● **Task to carry out**
Check every line of the material for the word "регистрации". Copy those that have it.
________________________
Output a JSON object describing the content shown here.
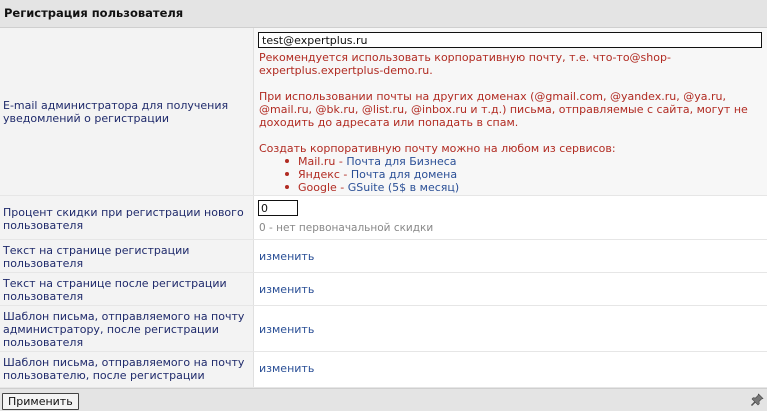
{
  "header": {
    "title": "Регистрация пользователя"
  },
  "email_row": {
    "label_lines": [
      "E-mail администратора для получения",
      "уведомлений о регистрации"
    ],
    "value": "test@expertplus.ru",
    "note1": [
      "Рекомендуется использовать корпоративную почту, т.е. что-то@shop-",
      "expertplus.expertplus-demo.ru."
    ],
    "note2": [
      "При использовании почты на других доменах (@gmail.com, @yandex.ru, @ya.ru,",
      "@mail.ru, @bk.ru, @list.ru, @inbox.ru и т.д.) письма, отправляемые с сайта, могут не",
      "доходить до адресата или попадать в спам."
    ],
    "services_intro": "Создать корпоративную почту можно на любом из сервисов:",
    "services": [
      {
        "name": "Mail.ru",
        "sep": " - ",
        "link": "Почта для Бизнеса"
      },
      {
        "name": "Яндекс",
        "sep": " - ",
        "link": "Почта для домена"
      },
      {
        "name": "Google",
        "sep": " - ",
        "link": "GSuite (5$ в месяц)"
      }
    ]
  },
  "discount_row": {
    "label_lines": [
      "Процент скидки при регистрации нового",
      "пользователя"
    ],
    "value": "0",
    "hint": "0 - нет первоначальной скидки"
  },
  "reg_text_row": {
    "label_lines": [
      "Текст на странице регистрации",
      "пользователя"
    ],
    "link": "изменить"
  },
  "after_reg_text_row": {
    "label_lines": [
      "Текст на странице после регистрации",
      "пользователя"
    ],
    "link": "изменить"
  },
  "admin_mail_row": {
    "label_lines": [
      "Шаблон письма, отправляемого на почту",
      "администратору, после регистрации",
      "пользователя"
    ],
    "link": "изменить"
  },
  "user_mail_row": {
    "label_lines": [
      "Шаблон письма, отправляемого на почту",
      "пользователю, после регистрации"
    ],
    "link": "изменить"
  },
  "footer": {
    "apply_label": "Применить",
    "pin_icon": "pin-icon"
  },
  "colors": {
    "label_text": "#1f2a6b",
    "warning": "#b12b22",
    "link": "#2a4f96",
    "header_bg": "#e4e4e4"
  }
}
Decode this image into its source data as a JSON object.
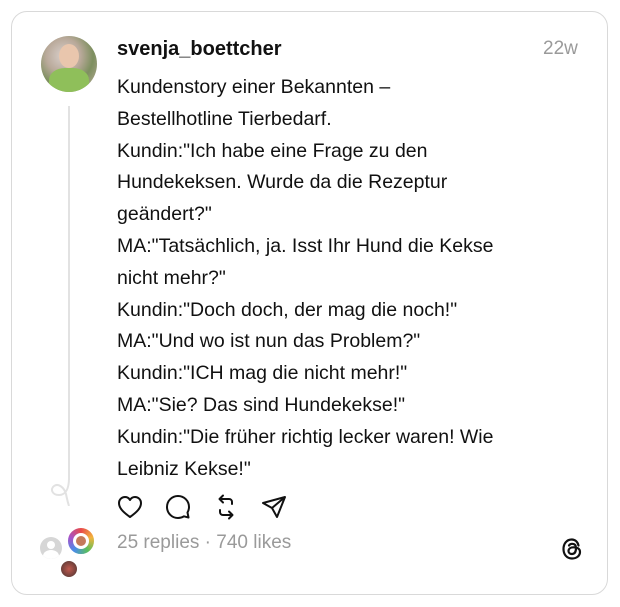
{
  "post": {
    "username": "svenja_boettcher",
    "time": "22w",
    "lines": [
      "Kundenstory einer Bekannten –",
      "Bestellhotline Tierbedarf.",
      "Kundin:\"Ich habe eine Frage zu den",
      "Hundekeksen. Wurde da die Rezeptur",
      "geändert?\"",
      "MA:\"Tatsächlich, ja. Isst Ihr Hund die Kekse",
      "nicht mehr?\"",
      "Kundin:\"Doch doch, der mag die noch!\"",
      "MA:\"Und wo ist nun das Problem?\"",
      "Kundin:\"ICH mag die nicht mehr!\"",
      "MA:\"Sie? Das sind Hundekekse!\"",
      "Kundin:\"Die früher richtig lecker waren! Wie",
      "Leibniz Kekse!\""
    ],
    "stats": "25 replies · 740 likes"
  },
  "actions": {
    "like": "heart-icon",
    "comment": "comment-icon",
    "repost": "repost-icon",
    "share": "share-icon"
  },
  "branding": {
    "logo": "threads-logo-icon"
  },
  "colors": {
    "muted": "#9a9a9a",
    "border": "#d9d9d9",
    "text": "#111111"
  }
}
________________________
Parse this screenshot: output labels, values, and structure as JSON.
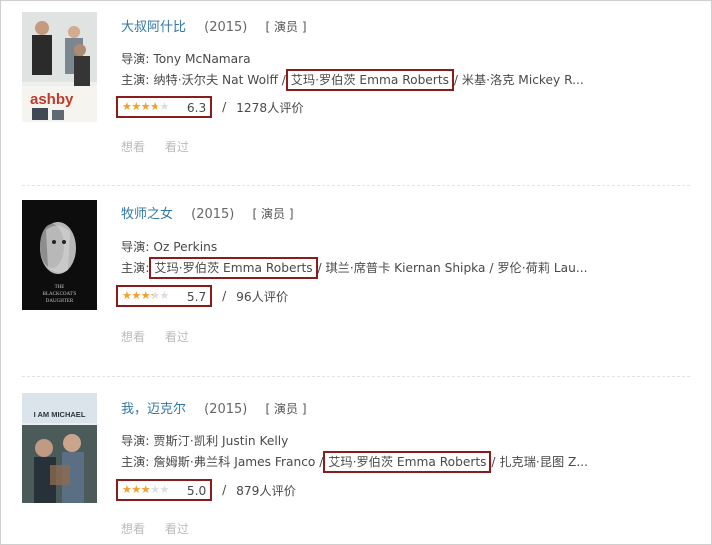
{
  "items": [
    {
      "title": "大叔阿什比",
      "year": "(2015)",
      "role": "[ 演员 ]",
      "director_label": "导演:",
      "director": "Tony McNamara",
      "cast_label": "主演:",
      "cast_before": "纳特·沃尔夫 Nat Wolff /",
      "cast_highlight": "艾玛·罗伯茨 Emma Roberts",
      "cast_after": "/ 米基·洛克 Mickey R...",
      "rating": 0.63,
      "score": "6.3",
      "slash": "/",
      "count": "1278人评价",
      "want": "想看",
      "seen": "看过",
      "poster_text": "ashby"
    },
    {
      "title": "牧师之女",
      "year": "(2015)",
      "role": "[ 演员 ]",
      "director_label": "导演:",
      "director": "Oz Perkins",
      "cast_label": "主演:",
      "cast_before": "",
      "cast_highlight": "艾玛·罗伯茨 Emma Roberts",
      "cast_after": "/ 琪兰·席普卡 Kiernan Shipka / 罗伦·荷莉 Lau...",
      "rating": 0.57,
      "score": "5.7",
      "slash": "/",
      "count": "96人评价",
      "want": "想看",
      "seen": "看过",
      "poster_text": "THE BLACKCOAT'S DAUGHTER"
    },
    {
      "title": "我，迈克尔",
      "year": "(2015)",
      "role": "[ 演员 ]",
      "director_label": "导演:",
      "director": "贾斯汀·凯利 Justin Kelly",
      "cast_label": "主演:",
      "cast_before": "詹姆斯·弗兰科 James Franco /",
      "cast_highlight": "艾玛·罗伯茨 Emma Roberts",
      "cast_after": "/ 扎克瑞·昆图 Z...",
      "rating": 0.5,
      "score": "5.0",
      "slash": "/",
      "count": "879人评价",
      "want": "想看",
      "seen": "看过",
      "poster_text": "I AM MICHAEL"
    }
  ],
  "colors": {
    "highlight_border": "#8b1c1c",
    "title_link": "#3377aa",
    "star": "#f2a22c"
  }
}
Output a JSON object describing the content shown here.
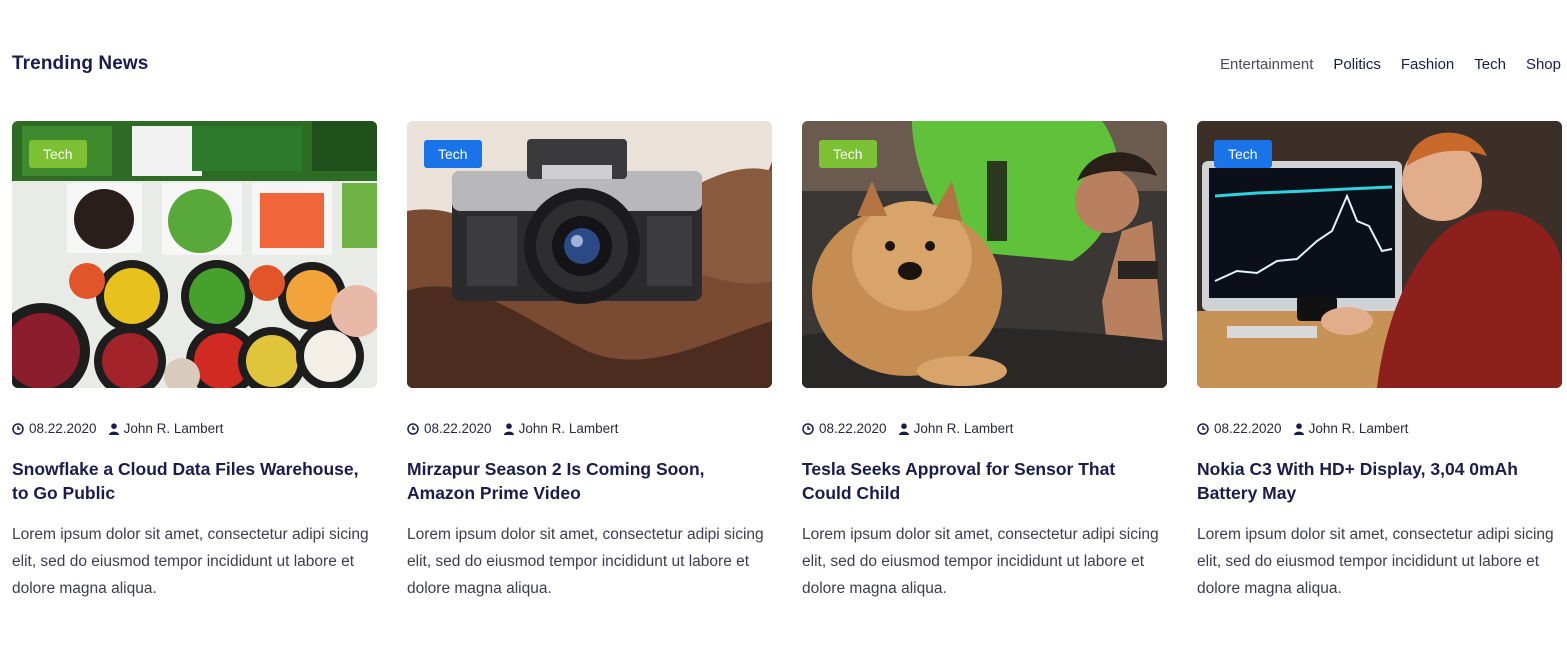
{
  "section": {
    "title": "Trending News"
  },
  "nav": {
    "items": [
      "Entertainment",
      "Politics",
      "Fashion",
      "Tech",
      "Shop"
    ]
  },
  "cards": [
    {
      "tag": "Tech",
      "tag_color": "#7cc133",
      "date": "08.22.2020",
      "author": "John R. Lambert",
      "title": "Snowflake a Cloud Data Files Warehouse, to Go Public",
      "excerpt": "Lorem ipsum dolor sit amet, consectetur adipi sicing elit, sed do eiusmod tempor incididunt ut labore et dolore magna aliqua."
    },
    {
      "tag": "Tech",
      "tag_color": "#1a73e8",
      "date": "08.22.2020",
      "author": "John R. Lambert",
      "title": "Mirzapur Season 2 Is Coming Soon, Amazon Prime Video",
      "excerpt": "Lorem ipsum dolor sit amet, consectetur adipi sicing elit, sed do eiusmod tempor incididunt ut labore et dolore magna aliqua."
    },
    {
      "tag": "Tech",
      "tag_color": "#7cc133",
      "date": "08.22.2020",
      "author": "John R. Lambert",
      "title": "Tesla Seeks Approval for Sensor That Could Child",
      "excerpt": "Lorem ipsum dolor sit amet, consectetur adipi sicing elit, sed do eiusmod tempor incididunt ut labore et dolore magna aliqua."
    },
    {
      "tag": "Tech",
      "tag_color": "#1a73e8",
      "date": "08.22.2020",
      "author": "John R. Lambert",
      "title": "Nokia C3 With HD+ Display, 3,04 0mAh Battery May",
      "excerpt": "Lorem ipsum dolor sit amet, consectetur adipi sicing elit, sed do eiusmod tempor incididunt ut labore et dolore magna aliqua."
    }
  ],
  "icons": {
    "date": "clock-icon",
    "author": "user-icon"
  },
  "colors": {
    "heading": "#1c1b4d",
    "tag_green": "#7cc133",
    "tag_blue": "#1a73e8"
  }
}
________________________
● **Solution to this task**
      "уведомлений о регистрации"
      "Процент скидки при регистрации нового",
      "Текст на странице регистрации",
      "Текст на странице после регистрации",
      "администратору, после регистрации",
      "пользователю, после регистрации"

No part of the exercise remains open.